Activity: Copy out each line containing "Text" from the entries below.

Task input:
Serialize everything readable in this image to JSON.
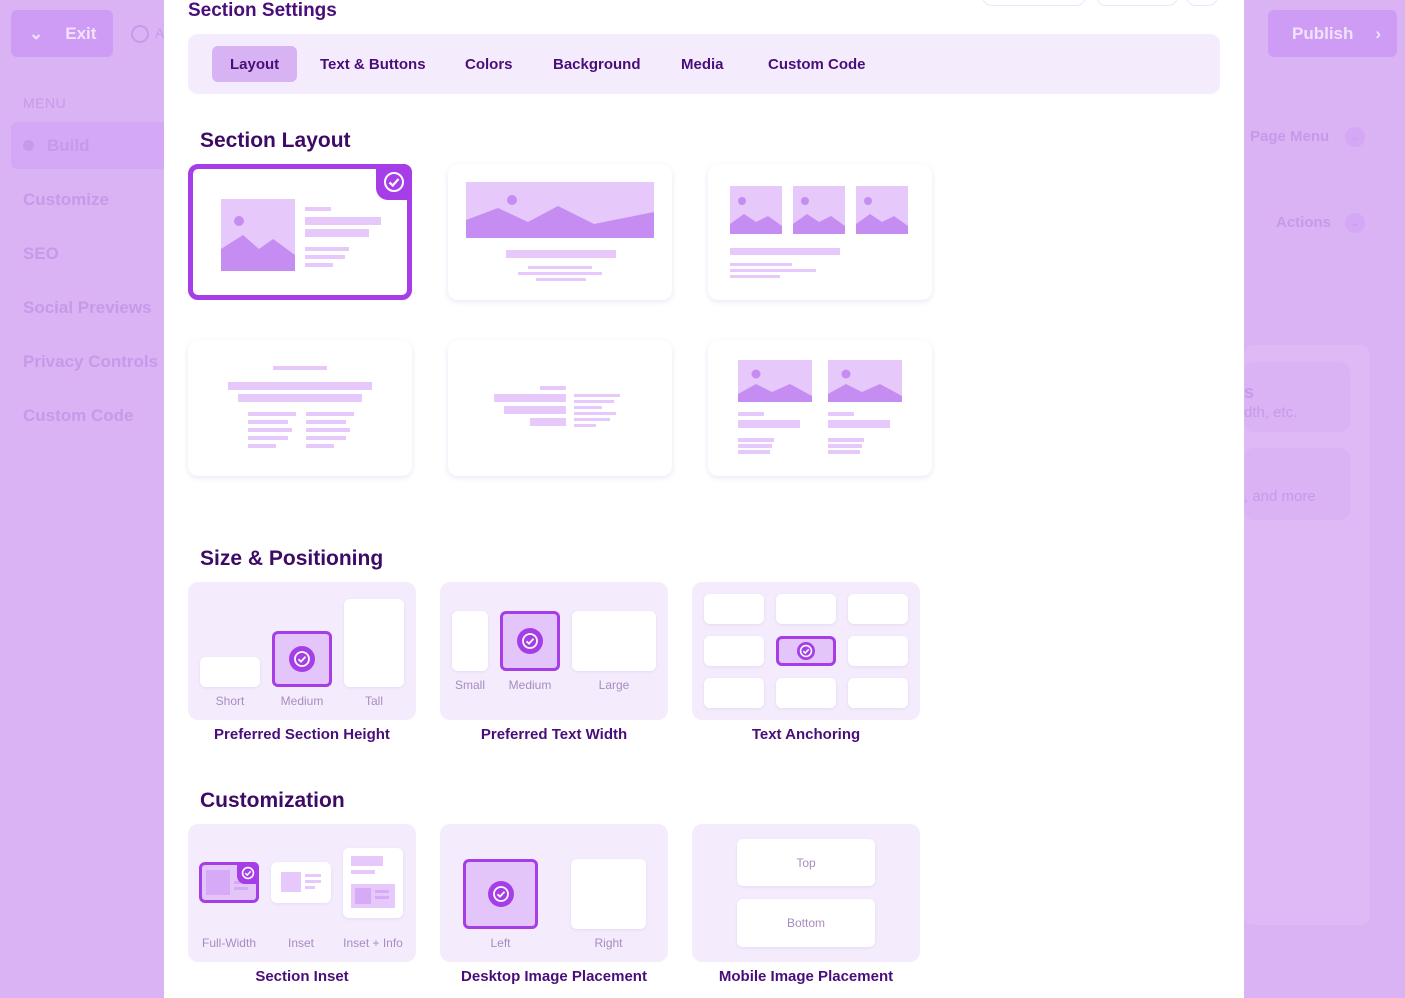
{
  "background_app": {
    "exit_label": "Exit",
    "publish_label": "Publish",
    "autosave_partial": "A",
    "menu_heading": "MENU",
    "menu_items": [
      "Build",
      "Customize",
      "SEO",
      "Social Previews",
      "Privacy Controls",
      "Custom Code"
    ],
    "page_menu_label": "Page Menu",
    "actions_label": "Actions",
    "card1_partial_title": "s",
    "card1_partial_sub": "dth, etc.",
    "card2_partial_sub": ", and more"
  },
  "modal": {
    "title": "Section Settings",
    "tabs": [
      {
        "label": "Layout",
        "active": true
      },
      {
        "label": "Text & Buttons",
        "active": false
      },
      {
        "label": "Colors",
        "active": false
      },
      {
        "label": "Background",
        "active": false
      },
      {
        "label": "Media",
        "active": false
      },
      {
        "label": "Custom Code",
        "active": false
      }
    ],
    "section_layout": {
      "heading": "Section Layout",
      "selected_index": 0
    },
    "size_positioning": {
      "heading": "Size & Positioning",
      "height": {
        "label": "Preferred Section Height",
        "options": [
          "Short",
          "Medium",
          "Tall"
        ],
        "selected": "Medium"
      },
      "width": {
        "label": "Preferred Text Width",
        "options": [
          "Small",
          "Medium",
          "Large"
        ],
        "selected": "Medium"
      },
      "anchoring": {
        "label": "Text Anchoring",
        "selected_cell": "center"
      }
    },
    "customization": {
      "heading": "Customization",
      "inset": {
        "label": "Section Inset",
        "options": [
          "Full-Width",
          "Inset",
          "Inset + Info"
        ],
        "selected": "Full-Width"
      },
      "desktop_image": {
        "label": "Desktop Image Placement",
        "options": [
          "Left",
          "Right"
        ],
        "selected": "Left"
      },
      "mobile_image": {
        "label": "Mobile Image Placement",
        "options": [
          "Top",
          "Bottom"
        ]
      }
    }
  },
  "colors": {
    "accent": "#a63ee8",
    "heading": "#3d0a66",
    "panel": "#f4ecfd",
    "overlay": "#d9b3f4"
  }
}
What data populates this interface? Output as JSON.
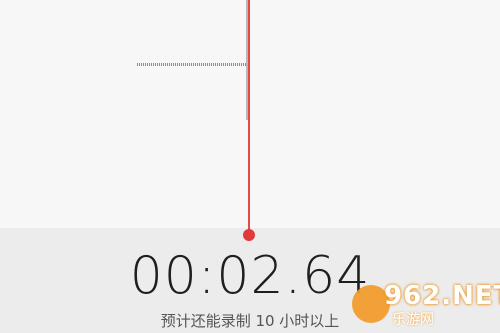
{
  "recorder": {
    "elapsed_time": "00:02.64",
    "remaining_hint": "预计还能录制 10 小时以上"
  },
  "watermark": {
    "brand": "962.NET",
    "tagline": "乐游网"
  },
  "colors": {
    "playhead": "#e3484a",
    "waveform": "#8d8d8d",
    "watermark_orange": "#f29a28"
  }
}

Result of the exercise:
        "label": "Text & Buttons",
        "label": "Preferred Text Width",
        "label": "Text Anchoring",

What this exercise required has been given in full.